I wasn’t settled with the idea of Silas not being in school, everything about it just felt—wrong. I asked my teachers again what could be done, and they said “find him,” I knew instantly this is what I have to do. The teachers told me of the closest school to Silas, I could travel there and find out where he stays from the school. I was told his home was very “interior” meaning far from the tarmac, in a village. My only hesitation was the language barrier because I do not speak enough Kiembu to explain why I was around. Luckily another teacher offered to take me there and help interpret.
I woke up 5:30 a.m. to prepare for the journey, I was nervous, questions ran through my head, “how will we find this boy?” “what will happen once we do?” I somehow managed to make it out of the door. I met the teacher in town and we headed out, stuffed into a matatu, we passed the thick shambas filled with mangos, and people became sparser. We walked about 6 km into a small village, where a man nearly fell off his bike at the sight of a mzungu. We finally reached Kasafari Primary School where we were greeted, and told Silas' brother attended this school and could lead us to his home. We were taken down a small path and lead to a small homestead; the home is quite traditional, made of earth with a tin roof. We were introduced to the his father, mother, and grandmother-- they shrieked when they saw me.
They questioned in Kiembu:
“How did you get here?”
“I walked,” I said.
“To visit my bright student Silas, and find out why he is not going to school.”
They shrieked again. Soon Silas appeared and was shocked to see us, but greeted us warmly. The Silas I found here was very different then the one I knew in school, frightened and shy. I asked him to show me around his compound, and he opened up explaining what each plant in the shamba was, yet the moment he was in front of his parents, he closed down, embarrassed to sign.
We asked the parents if they knew he was accepted to secondary school. They were shocked and said “ but he is deaf, he cannot do well.” The teacher with me assured them that Silas was very capable and would undoubtedly excel in secondary school( his family may mean well, but in the culture, sending a Deaf boy to school at all is a altruistic endeavor). They told us they could not afford to pay for secondary school, because they have five other children. Silas sits quietly observing, yet unaware of what is being said, in his own world.
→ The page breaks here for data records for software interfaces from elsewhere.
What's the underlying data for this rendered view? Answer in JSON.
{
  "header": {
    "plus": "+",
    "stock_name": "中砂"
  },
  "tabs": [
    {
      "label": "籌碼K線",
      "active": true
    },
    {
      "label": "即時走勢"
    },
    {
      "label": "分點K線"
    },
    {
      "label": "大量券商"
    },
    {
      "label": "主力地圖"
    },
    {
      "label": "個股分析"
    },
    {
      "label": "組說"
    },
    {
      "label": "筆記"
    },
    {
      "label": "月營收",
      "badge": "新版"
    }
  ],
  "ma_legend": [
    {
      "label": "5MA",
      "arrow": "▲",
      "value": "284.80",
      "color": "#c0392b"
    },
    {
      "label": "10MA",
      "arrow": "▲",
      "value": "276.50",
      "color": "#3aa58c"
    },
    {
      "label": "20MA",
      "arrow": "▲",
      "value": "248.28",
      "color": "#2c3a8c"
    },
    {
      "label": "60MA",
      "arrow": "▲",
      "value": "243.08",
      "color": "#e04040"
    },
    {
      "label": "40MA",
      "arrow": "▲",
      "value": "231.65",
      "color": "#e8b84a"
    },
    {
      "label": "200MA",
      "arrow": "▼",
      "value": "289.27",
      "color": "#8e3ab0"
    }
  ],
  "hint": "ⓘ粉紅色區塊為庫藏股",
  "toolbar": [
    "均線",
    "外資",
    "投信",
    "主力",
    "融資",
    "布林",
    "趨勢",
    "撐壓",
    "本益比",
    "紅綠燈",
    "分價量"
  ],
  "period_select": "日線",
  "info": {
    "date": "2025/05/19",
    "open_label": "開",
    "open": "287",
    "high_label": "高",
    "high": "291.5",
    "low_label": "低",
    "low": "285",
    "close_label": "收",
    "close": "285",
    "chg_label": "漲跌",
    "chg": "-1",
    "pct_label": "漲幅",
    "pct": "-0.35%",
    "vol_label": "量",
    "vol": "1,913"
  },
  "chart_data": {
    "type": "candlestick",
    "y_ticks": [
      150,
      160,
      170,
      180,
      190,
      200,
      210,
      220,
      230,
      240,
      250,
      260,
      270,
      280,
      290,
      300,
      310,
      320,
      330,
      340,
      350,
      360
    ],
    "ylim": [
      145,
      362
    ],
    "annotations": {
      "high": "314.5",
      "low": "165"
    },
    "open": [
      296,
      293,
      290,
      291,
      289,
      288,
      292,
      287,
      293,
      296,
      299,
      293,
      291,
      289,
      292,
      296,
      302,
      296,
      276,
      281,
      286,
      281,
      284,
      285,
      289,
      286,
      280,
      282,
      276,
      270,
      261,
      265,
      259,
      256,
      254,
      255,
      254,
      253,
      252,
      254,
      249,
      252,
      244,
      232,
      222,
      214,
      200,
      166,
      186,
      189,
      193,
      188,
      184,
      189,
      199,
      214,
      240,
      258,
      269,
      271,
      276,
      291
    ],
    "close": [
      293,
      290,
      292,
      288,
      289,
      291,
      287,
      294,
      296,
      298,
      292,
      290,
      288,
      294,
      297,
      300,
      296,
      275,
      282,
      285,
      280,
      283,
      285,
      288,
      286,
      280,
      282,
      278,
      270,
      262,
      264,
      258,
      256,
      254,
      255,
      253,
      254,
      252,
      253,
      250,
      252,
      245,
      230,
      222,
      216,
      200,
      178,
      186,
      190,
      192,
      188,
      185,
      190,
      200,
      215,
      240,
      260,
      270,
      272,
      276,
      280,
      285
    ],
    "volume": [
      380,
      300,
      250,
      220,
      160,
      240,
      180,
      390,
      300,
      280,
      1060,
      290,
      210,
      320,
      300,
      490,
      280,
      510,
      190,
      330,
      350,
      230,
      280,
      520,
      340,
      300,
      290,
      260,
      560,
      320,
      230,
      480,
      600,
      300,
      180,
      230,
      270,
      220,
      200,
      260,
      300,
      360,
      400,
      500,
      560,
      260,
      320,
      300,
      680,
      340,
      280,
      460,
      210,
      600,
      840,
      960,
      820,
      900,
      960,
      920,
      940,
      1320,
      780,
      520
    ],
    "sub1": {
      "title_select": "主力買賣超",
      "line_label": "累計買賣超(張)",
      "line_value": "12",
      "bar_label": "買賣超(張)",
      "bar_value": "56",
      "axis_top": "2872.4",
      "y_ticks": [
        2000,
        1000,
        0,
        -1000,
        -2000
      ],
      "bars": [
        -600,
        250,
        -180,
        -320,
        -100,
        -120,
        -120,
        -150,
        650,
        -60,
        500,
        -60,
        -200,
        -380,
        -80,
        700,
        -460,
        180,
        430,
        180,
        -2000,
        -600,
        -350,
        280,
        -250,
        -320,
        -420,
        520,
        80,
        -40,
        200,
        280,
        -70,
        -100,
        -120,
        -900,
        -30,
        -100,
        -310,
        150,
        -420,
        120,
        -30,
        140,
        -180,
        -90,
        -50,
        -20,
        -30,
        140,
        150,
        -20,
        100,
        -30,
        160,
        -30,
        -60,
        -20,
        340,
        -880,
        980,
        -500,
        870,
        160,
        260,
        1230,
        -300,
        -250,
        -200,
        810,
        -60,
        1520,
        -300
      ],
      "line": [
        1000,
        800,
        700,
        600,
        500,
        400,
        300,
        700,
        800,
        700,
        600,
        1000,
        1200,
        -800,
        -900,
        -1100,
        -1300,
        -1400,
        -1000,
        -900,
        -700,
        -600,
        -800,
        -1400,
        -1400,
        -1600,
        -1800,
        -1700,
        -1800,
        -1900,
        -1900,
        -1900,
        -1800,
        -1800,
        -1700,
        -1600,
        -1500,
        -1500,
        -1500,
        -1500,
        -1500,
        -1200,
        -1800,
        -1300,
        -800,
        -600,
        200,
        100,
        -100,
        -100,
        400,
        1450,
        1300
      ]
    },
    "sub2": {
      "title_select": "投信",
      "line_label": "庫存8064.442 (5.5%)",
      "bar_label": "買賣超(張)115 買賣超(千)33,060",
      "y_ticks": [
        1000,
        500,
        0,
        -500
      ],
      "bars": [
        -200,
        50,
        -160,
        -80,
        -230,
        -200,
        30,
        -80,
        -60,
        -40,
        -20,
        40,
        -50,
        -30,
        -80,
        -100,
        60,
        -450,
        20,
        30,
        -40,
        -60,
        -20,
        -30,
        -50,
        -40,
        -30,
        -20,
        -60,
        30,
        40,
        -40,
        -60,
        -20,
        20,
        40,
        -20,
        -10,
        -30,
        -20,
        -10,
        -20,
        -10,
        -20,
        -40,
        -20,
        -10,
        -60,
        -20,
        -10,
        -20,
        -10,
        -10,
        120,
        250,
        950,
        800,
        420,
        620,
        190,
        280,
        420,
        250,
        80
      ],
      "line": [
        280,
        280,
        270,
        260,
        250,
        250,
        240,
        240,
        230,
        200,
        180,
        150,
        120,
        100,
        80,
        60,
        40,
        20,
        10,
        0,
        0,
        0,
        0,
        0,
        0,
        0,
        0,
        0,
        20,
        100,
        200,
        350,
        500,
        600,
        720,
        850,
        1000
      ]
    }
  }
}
He is surrounded by a world of misunderstood solitude, at Saint Luke’s he is a hero, a success, but here, what is he? I ask him again what he wants to do with his future. He looks me in the eye then to his father, then rapidly back at me and signs, “ I want to go to school.”
My heart breaks, a million times over. I am not a big fan of throwing money around, because often times it is not sustainable or creates a false expectation; and the truth is all the children at my school have similar stories; all heartbreaking and tragic in their own right, but this child deserves an education. I must try to do everything in my power to see that Silas gets an education.
The truth is there are hundreds of Silas', deaf children brushed aside, oppressed, misunderstood, and when I think of that I am overwhelmed. Silas is just one of many. One child— although small and to some insignificant, can represent a whole population of change. I can recognize my smallness, and the fact that could never give enough, do enough, change enough, but I sign to Silas “you will go to school” and I mean it, somehow it is enough.
Silas is registered with the Kenya education fund, if you would like to donate to Silas education please click the link, and under designation field write referred by Virginia"Ginnie" Seger.